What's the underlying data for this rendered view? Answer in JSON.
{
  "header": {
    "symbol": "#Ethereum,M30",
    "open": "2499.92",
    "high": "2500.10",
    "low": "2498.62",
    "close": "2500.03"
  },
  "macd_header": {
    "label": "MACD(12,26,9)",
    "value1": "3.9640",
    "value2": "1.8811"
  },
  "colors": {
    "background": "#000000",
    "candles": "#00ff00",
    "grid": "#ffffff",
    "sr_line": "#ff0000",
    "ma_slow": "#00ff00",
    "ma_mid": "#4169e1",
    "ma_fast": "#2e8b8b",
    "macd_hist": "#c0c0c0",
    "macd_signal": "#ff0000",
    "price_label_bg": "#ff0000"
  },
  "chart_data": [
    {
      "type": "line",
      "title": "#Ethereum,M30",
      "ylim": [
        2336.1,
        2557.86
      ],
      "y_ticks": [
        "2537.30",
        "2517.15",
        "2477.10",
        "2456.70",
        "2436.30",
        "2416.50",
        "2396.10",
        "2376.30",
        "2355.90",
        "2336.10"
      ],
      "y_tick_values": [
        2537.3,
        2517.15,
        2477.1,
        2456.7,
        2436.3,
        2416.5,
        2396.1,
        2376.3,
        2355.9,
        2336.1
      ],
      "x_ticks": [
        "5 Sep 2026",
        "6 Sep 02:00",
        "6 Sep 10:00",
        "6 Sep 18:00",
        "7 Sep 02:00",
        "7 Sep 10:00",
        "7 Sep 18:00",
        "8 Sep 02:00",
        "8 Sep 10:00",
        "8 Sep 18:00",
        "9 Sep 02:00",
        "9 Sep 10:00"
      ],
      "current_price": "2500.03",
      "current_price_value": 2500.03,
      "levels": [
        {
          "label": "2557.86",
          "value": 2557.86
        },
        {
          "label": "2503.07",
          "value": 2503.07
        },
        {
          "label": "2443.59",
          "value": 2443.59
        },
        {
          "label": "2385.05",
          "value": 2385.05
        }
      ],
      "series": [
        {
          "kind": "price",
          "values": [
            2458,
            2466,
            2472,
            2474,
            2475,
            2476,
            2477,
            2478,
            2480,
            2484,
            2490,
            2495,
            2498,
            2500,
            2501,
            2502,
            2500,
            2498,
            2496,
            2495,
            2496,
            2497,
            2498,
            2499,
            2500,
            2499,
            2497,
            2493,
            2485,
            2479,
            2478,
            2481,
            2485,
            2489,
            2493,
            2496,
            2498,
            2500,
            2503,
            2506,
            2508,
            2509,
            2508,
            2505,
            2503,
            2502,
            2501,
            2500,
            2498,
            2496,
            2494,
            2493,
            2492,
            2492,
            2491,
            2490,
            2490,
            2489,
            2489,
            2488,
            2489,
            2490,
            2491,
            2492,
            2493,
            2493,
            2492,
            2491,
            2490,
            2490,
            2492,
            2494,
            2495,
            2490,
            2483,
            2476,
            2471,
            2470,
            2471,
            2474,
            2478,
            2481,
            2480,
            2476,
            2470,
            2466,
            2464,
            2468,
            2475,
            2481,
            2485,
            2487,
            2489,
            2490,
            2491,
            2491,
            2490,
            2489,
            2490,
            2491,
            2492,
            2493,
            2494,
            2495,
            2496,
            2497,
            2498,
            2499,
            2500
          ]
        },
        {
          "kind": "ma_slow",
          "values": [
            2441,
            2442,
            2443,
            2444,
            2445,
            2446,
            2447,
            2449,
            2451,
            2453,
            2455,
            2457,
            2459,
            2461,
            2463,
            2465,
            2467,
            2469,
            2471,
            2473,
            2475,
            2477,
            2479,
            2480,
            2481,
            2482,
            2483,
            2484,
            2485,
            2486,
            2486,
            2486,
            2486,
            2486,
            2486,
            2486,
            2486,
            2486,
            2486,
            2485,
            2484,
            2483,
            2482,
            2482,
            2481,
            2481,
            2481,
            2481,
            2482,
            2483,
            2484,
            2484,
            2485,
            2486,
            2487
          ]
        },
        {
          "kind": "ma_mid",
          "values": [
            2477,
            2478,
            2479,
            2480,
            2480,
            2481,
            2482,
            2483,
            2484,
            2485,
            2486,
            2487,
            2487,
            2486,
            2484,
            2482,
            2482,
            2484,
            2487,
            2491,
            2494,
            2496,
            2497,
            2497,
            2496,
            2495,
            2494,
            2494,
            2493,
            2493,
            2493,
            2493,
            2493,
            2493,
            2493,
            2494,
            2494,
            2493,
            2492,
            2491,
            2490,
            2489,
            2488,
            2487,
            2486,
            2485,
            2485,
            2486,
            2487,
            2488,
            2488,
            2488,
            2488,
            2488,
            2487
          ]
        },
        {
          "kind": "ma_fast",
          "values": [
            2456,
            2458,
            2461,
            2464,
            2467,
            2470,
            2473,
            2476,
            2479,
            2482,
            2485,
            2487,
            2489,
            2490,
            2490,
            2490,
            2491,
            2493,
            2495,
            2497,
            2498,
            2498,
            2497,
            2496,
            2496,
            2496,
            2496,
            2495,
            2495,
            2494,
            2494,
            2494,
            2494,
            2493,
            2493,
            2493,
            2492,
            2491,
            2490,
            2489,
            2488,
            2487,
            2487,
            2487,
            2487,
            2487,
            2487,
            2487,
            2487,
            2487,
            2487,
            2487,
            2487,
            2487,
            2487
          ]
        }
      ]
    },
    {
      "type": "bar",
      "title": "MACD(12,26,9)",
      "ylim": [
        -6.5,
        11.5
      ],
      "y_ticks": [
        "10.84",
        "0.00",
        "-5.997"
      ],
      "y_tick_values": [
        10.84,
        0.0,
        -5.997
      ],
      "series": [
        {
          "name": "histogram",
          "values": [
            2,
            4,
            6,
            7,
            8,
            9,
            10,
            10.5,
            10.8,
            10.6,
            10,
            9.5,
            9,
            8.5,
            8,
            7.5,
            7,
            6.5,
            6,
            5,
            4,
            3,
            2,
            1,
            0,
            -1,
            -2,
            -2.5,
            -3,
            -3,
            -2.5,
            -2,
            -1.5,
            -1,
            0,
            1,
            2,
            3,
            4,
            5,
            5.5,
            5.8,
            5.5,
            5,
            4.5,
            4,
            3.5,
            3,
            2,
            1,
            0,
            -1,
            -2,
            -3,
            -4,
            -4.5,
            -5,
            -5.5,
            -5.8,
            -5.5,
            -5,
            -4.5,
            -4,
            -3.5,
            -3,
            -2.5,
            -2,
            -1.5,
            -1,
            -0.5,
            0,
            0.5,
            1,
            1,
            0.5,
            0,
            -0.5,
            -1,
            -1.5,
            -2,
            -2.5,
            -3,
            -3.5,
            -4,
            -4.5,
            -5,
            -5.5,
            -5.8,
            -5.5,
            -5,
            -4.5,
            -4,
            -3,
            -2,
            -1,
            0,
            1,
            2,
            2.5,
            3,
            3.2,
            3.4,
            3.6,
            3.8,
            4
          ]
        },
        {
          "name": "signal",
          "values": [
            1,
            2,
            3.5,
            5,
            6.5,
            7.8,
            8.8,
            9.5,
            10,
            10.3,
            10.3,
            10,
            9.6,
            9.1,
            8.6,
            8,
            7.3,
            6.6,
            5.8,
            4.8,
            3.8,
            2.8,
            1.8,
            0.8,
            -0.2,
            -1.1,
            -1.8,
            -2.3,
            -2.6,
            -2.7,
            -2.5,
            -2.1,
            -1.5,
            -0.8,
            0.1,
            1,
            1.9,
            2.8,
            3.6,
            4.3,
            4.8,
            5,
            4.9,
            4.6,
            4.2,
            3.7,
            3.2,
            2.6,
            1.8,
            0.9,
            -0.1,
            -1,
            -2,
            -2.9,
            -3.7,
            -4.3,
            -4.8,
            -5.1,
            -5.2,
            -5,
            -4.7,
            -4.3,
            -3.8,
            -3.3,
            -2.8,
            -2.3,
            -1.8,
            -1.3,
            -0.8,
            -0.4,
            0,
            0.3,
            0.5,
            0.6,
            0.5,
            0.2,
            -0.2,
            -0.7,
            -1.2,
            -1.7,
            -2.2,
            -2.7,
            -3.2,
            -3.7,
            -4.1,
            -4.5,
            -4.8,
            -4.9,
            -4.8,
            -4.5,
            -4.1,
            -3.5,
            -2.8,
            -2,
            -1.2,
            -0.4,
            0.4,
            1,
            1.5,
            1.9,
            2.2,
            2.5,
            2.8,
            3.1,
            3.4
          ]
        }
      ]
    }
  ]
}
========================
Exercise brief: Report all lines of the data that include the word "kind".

Reply to the task:
          "kind": "price",
          "kind": "ma_slow",
          "kind": "ma_mid",
          "kind": "ma_fast",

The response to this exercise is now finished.